Illinois leads $6.25M initiative to advance multimodal data analysis
An Illinois-led research team has received a $6.25 million Department of Defense Multidisciplinary University Research Initiative (MURI) award to develop a new information theory for data collection, analysis, and decision-making.
The research, housed in the interdisciplinary Coordinated Science Lab, aims to speed up and improve our ability to collect and analyze data and subsequently adapt our decisions as new information comes in. Applications range from social network analysis to interactive machine learning with humans in the loop, such as brain computer/robot interfaces (BCI/BRI) or crowdsourcing.
The grant will allow Associate Professor Negar Kiyavash, also a faculty member in the Department of Industrial and Enterprise Systems Engineering, and her team to make advancements related to the non-commutative information structures intrinsic to hierarchical representations, distributed sensing, and adaptive online processing.
In non-commutative information structures, the knowledge extracted from the data is dependent on the order of operations and direction of information flow.
Non-commutativity is intrinsic to emerging complex sensing and processing systems.

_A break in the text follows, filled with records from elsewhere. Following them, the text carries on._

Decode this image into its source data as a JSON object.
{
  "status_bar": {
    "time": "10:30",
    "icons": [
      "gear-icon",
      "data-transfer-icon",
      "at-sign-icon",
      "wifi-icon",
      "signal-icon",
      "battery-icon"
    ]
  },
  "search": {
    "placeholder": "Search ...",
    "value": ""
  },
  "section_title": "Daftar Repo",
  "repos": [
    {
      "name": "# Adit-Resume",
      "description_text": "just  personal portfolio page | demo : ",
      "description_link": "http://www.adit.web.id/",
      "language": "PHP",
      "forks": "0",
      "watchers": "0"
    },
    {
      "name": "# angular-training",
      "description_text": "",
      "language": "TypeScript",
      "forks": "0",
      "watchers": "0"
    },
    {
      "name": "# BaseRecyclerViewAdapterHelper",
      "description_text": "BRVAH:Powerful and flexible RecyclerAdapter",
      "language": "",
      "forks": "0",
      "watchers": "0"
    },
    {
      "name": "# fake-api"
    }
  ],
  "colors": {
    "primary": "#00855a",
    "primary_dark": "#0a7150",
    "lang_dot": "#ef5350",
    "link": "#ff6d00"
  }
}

The performance of a distributed sensor network depends on the ordering or partial ordering of the sequence of information sharing actions taken across the network. Multiuser brain-computer interfaces provide directed channels of neural communication from human to machine and between humans. To understand human activities depicted in a video, it is necessary to distinguish among different orderings of sequences of gestures and actions.
“In traditional decision-making, you gather all the information and then make a decision,” said Kiyavash, principal investigator on the project. “With adaptive exploitation, we’re fine-tuning our decision-making as we get in new information.”

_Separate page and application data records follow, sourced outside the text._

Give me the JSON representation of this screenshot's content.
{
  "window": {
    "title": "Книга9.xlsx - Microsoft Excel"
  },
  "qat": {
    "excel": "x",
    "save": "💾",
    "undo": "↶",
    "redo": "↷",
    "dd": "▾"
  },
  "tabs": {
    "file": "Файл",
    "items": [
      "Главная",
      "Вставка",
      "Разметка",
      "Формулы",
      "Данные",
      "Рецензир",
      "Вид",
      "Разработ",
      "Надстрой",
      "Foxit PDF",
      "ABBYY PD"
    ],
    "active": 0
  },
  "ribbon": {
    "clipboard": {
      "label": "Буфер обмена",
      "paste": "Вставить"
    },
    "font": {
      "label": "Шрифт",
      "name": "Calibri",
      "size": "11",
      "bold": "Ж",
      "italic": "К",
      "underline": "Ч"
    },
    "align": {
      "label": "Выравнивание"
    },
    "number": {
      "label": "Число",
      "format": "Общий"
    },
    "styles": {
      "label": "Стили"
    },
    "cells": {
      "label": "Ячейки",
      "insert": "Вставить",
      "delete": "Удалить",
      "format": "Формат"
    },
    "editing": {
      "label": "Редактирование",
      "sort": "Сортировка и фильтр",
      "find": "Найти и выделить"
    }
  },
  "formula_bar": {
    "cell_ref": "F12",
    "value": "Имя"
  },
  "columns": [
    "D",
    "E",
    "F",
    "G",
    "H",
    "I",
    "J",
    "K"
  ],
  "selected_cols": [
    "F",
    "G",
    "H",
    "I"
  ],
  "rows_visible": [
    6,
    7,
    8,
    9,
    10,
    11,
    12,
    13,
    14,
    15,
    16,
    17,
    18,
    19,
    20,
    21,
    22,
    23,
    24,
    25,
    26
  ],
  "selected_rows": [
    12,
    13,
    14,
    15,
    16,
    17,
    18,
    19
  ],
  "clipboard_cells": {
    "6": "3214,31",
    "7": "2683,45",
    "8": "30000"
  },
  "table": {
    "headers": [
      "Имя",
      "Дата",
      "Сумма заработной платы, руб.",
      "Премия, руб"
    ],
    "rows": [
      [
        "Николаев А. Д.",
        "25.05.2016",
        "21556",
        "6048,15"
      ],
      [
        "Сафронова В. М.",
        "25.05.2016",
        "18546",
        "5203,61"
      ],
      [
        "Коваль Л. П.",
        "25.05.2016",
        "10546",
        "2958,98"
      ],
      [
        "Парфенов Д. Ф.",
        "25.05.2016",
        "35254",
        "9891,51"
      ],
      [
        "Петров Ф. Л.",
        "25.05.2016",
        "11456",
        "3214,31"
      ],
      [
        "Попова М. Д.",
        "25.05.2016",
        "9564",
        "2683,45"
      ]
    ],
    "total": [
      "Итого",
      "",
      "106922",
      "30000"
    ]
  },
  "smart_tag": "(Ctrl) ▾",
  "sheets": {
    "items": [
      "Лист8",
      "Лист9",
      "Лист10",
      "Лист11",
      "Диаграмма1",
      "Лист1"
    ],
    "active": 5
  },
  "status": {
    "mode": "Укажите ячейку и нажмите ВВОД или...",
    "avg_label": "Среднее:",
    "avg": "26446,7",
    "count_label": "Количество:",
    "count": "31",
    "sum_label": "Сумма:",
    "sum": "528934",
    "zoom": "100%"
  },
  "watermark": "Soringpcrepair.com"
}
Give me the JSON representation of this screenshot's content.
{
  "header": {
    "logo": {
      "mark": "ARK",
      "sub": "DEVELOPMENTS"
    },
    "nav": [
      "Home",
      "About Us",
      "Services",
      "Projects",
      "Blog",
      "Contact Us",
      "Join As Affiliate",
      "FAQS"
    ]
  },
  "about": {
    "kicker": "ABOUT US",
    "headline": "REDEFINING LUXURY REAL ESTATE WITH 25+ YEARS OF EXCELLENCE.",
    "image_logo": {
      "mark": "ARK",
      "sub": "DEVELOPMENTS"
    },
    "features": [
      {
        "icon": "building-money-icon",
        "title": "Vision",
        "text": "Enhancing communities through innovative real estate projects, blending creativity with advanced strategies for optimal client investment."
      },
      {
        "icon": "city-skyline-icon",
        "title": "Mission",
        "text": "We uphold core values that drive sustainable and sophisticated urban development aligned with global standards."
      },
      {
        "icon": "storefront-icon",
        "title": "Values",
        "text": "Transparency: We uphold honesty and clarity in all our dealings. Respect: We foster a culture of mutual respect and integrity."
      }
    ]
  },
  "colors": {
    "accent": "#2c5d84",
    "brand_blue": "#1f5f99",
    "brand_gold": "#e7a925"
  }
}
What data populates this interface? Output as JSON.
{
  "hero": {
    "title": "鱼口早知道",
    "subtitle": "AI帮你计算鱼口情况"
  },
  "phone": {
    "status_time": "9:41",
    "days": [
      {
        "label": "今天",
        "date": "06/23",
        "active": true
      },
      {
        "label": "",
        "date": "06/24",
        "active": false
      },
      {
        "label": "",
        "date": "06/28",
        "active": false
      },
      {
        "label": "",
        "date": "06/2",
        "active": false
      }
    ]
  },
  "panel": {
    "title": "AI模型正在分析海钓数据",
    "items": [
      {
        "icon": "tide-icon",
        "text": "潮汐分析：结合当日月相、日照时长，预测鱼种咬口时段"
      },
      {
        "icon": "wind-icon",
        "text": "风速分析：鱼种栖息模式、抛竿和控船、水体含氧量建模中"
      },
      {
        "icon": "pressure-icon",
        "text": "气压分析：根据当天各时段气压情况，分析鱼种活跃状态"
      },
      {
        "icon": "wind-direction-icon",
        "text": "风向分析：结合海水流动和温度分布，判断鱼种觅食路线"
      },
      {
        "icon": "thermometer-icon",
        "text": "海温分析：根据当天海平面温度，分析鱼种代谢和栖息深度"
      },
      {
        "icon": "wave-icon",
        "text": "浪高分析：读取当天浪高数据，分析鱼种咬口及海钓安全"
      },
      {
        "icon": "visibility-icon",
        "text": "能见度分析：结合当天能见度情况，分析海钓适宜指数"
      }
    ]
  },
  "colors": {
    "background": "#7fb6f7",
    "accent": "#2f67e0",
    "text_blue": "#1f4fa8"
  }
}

In a social network, for example, the theory could help marketers understand how better to propagate their advertising messages. It could also help advance applications in other areas, such as recognizing and describing complex human activities from video, fusion of directed information flows, interactive machine learning with humans, and crowdsourcing and networks of brain-computer interfaces.
Kiyavash says the research will position Illinois as the international center of research in this new area; it will establish design principles for extracting knowledge from non-commutative information structures and fusing dynamic information from such structures, and will develop adaptive learning algorithms that manage the complexity and the large scale of the processing required. The research will be built on the theory of random matrices, free probability, and statistical machine learning, from an information theory perspective.
The MURI team includes researchers from the University of California, San Diego; the University of Michigan; the University of Wisconsin; Stanford University; Harvard University; and Princeton University. The award, officially titled “Adaptive Exploitation of Non-Commutative Multimodal Information Structure,” was awarded through the Army Research Office (ARO).